[Listed records]:
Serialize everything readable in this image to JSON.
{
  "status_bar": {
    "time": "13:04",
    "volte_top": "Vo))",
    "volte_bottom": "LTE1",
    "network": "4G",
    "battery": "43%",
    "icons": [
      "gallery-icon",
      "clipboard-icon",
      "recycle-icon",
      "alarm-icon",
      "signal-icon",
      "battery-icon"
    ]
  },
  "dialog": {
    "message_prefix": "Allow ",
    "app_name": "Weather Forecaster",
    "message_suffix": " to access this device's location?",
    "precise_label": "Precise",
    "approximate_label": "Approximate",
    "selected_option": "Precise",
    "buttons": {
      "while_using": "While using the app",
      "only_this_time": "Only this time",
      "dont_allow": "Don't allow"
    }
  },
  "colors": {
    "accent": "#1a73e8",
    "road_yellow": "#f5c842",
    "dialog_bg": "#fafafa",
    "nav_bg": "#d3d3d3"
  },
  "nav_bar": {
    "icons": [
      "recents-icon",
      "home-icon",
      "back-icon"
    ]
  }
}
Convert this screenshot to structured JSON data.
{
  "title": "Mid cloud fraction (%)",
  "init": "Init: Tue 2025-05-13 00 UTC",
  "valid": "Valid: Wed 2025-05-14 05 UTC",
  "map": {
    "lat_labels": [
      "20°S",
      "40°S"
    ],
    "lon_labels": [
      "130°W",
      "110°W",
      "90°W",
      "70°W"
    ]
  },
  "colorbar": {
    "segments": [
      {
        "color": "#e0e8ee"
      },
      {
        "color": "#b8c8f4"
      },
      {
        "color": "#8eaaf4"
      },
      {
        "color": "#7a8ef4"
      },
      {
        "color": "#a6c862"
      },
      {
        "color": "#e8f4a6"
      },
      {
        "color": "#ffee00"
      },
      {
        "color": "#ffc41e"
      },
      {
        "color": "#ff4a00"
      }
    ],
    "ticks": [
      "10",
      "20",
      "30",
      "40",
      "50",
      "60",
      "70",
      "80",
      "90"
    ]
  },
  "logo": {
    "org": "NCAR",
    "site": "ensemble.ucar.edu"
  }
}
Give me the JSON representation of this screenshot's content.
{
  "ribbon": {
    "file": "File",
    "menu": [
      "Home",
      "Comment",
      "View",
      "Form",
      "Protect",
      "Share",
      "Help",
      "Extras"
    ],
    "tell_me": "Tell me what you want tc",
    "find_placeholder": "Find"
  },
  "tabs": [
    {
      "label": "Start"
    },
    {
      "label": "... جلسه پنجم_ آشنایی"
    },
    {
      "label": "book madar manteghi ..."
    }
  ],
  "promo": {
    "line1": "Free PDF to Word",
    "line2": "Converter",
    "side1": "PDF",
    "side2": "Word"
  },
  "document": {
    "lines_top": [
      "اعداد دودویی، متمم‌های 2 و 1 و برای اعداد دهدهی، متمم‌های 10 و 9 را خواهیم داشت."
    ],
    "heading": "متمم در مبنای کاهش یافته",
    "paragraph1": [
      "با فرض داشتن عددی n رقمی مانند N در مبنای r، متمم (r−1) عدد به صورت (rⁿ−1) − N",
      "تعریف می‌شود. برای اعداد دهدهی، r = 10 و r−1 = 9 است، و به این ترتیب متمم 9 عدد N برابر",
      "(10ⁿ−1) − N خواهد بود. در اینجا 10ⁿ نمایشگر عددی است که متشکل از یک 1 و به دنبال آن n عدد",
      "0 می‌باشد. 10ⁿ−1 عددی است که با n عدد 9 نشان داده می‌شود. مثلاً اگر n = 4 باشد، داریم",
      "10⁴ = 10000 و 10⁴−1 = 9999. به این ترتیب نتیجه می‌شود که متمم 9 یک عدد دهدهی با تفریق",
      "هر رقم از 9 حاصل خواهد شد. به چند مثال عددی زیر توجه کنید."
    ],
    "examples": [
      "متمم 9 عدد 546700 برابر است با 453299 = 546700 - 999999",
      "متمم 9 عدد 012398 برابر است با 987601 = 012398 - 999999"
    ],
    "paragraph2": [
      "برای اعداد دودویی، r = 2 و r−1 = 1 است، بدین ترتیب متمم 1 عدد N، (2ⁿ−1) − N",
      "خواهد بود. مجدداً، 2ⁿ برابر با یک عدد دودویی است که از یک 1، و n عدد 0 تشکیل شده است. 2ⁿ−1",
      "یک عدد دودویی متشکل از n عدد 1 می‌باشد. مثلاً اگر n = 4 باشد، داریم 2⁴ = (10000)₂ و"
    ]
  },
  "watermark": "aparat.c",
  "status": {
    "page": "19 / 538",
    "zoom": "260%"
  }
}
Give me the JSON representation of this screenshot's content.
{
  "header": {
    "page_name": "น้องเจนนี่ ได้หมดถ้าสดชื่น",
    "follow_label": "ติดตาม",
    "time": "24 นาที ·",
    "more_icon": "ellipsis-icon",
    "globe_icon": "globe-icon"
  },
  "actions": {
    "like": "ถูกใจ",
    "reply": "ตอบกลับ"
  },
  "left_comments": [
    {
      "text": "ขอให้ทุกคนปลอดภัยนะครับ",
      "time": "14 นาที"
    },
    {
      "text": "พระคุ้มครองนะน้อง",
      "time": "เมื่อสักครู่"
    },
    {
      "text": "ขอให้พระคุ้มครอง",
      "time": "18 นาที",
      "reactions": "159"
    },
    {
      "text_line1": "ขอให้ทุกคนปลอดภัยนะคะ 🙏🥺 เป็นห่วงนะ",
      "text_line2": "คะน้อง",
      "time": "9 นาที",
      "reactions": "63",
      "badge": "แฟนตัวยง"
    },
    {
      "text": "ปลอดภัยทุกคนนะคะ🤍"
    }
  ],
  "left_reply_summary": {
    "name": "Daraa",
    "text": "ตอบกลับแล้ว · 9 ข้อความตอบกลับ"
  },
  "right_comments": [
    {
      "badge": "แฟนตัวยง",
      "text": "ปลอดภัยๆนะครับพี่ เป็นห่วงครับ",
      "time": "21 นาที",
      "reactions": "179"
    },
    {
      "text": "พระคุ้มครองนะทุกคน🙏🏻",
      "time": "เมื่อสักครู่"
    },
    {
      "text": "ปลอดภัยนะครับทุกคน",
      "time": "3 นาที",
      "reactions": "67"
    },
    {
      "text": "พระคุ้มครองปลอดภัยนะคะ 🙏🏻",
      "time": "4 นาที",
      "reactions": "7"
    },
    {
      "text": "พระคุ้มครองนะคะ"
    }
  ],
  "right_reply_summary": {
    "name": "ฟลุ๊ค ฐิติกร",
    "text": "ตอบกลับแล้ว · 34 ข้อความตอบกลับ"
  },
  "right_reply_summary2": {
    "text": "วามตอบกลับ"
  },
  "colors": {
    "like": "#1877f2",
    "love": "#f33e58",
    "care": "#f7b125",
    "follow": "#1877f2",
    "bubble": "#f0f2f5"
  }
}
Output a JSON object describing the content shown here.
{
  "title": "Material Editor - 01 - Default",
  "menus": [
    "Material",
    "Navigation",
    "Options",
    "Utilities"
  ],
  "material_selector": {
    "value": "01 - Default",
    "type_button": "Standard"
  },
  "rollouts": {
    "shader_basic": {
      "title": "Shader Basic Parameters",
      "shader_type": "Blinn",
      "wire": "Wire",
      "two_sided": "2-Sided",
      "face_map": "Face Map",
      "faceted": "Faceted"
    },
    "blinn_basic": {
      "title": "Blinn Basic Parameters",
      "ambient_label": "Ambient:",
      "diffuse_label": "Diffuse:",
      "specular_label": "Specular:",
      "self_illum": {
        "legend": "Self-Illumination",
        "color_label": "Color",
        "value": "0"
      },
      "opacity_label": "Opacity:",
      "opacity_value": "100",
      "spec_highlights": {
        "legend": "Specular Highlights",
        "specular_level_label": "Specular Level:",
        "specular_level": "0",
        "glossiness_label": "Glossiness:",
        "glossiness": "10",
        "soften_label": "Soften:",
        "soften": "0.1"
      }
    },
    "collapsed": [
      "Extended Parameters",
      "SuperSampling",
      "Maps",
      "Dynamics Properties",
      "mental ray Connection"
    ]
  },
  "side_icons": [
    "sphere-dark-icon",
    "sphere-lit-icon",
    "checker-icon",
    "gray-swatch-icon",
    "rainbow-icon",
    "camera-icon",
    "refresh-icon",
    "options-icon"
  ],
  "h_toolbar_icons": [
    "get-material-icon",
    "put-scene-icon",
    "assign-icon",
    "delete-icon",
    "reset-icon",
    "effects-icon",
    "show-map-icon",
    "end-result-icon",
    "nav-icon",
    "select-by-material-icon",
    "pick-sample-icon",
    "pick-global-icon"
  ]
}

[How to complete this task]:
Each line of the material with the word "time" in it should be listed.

[Output]:
    "time": "13:04",
      "only_this_time": "Only this time",
    "time": "24 นาที ·",
      "time": "14 นาที"
      "time": "เมื่อสักครู่"
      "time": "18 นาที",
      "time": "9 นาที",
      "time": "21 นาที",
      "time": "เมื่อสักครู่"
      "time": "3 นาที",
      "time": "4 นาที",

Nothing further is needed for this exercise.